(Element data from apps and pages)
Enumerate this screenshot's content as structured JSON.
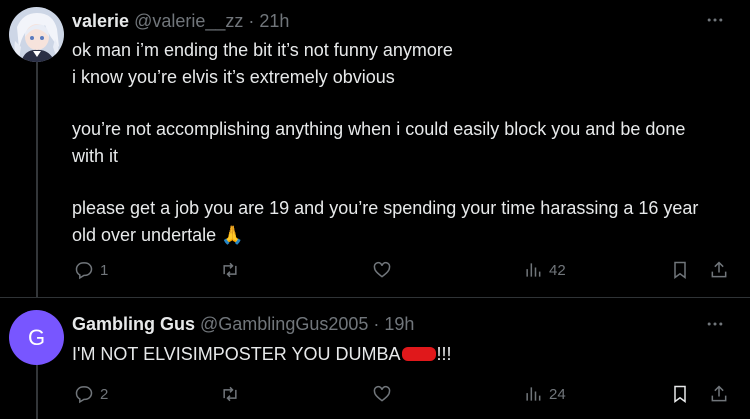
{
  "tweets": [
    {
      "name": "valerie",
      "handle": "@valerie__zz",
      "separator": "·",
      "time": "21h",
      "lines": [
        "ok man i’m ending the bit it’s not funny anymore",
        "i know you’re elvis it’s extremely obvious",
        "you’re not accomplishing anything when i could easily block you and be done with it",
        "please get a job you are 19 and you’re spending your time harassing a 16 year old over undertale 🙏"
      ],
      "replies": "1",
      "retweets": "",
      "likes": "",
      "views": "42"
    },
    {
      "avatar_letter": "G",
      "avatar_color": "#7856ff",
      "name": "Gambling Gus",
      "handle": "@GamblingGus2005",
      "separator": "·",
      "time": "19h",
      "text_before_redaction": "I'M NOT ELVISIMPOSTER YOU DUMBA",
      "text_after_redaction": "!!!",
      "replies": "2",
      "retweets": "",
      "likes": "",
      "views": "24"
    }
  ],
  "icons": {
    "reply": "reply-icon",
    "retweet": "retweet-icon",
    "like": "heart-icon",
    "views": "views-icon",
    "bookmark": "bookmark-icon",
    "share": "share-icon",
    "more": "more-icon"
  },
  "colors": {
    "background": "#000000",
    "text": "#e7e9ea",
    "muted": "#71767b",
    "divider": "#2f3336",
    "redaction": "#e0181b"
  }
}
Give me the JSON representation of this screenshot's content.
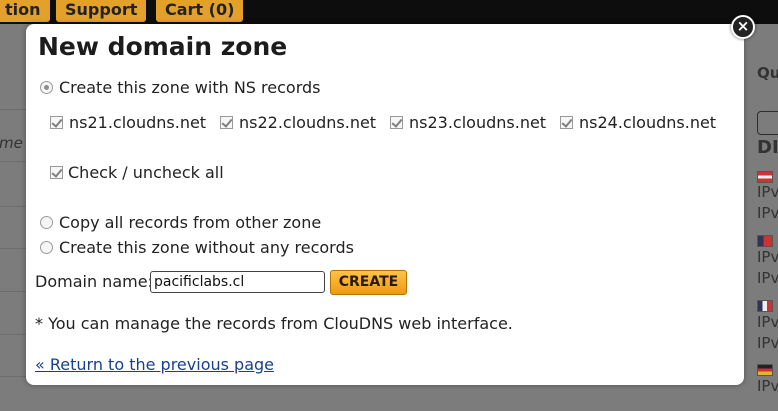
{
  "background": {
    "nav": [
      "tion",
      "Support",
      "Cart (0)"
    ],
    "left_fragment": "me",
    "right_fragments": [
      "Qu",
      "DI",
      "IPv",
      "IPv",
      "IPv",
      "IPv",
      "IPv",
      "IPv",
      "IPv",
      "IPv",
      "IPv"
    ]
  },
  "modal": {
    "title": "New domain zone",
    "close_label": "×",
    "radio_ns": "Create this zone with NS records",
    "nameservers": [
      "ns21.cloudns.net",
      "ns22.cloudns.net",
      "ns23.cloudns.net",
      "ns24.cloudns.net"
    ],
    "check_all": "Check / uncheck all",
    "radio_copy": "Copy all records from other zone",
    "radio_empty": "Create this zone without any records",
    "domain_label": "Domain name:",
    "domain_value": "pacificlabs.cl",
    "create_button": "CREATE",
    "note": "* You can manage the records from ClouDNS web interface.",
    "return_link": "« Return to the previous page"
  },
  "colors": {
    "accent": "#e3a12a",
    "button": "#f5a623",
    "link": "#1a3f8f",
    "overlay": "#7c7c7c"
  }
}
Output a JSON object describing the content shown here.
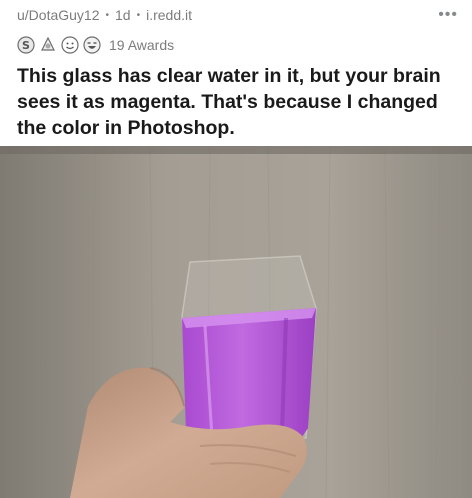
{
  "post": {
    "author": "u/DotaGuy12",
    "separator": "•",
    "age": "1d",
    "domain": "i.redd.it",
    "more_label": "•••",
    "awards_label": "19 Awards",
    "award_icons": [
      "silver-award-icon",
      "helpful-award-icon",
      "wholesome-award-icon",
      "laughing-award-icon"
    ],
    "title": "This glass has clear water in it, but your brain sees it as magenta. That's because I changed the color in Photoshop."
  },
  "image": {
    "subject": "hand-holding-glass",
    "colors": {
      "wall": "#9b958b",
      "liquid": "#b45dd8",
      "skin": "#cfa890"
    }
  }
}
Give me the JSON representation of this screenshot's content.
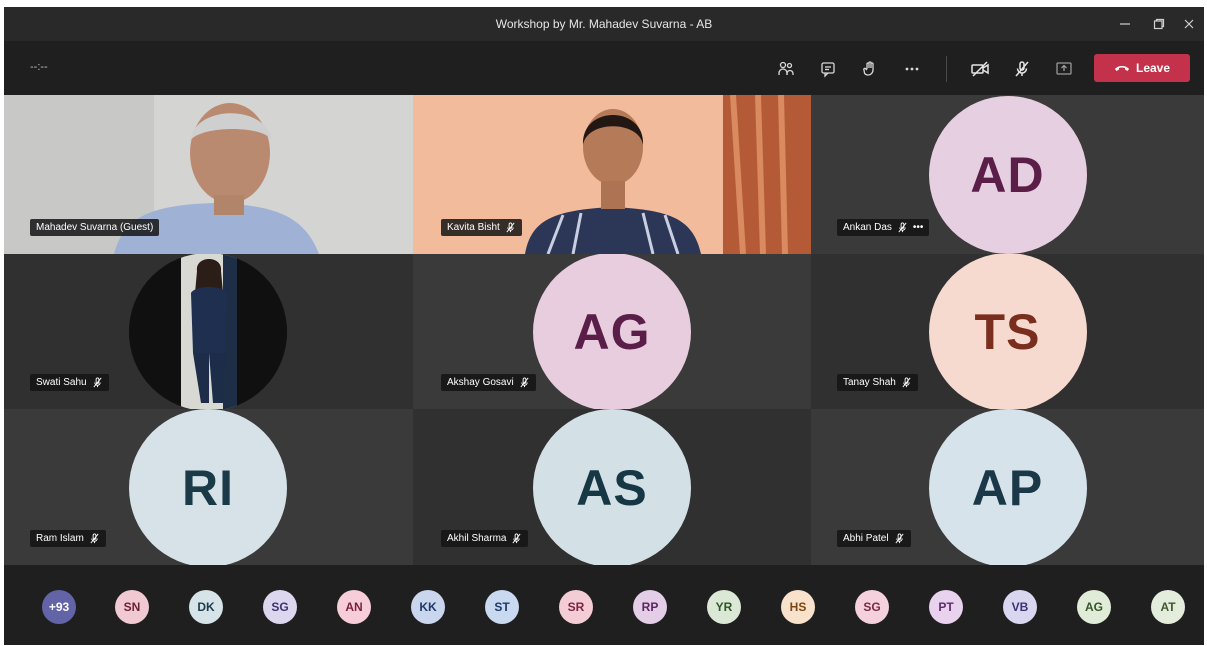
{
  "window": {
    "title": "Workshop by Mr. Mahadev Suvarna - AB"
  },
  "toolbar": {
    "timer": "--:--",
    "leave_label": "Leave"
  },
  "tiles": [
    {
      "name": "Mahadev Suvarna (Guest)",
      "type": "video",
      "muted": false
    },
    {
      "name": "Kavita Bisht",
      "type": "video",
      "muted": true
    },
    {
      "name": "Ankan Das",
      "type": "avatar",
      "initials": "AD",
      "bg": "#e6cfe0",
      "fg": "#5a1e48",
      "muted": true,
      "more": "•••"
    },
    {
      "name": "Swati Sahu",
      "type": "photo",
      "muted": true
    },
    {
      "name": "Akshay Gosavi",
      "type": "avatar",
      "initials": "AG",
      "bg": "#e8cddf",
      "fg": "#5a1e48",
      "muted": true
    },
    {
      "name": "Tanay Shah",
      "type": "avatar",
      "initials": "TS",
      "bg": "#f6d9cf",
      "fg": "#7a2e1d",
      "muted": true
    },
    {
      "name": "Ram Islam",
      "type": "avatar",
      "initials": "RI",
      "bg": "#d7e2e8",
      "fg": "#1b3a48",
      "muted": true
    },
    {
      "name": "Akhil Sharma",
      "type": "avatar",
      "initials": "AS",
      "bg": "#d3e0e6",
      "fg": "#163744",
      "muted": true
    },
    {
      "name": "Abhi Patel",
      "type": "avatar",
      "initials": "AP",
      "bg": "#d7e3ea",
      "fg": "#1a3847",
      "muted": true
    }
  ],
  "roster": [
    {
      "initials": "+93",
      "bg": "#6264a7",
      "fg": "#ffffff"
    },
    {
      "initials": "SN",
      "bg": "#f0c9d2",
      "fg": "#6a2236"
    },
    {
      "initials": "DK",
      "bg": "#d6e4ea",
      "fg": "#1d3c4a"
    },
    {
      "initials": "SG",
      "bg": "#dcd7ee",
      "fg": "#3f3470"
    },
    {
      "initials": "AN",
      "bg": "#f6cdd8",
      "fg": "#7a2140"
    },
    {
      "initials": "KK",
      "bg": "#c9d6ee",
      "fg": "#203a6a"
    },
    {
      "initials": "ST",
      "bg": "#c9d9f0",
      "fg": "#1e3a66"
    },
    {
      "initials": "SR",
      "bg": "#f3ccd6",
      "fg": "#7b2340"
    },
    {
      "initials": "RP",
      "bg": "#e4cde6",
      "fg": "#5b2661"
    },
    {
      "initials": "YR",
      "bg": "#dbe8d5",
      "fg": "#2d5424"
    },
    {
      "initials": "HS",
      "bg": "#f8e2cc",
      "fg": "#7a4614"
    },
    {
      "initials": "SG",
      "bg": "#f4d1dc",
      "fg": "#7a2a45"
    },
    {
      "initials": "PT",
      "bg": "#e9d2ee",
      "fg": "#5f2a6b"
    },
    {
      "initials": "VB",
      "bg": "#d9d6f0",
      "fg": "#3a3474"
    },
    {
      "initials": "AG",
      "bg": "#e1ecd8",
      "fg": "#35552a"
    },
    {
      "initials": "AT",
      "bg": "#e4ecdc",
      "fg": "#3e5830"
    }
  ]
}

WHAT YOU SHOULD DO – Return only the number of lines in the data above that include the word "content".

ANSWER FOR THE TASK – 4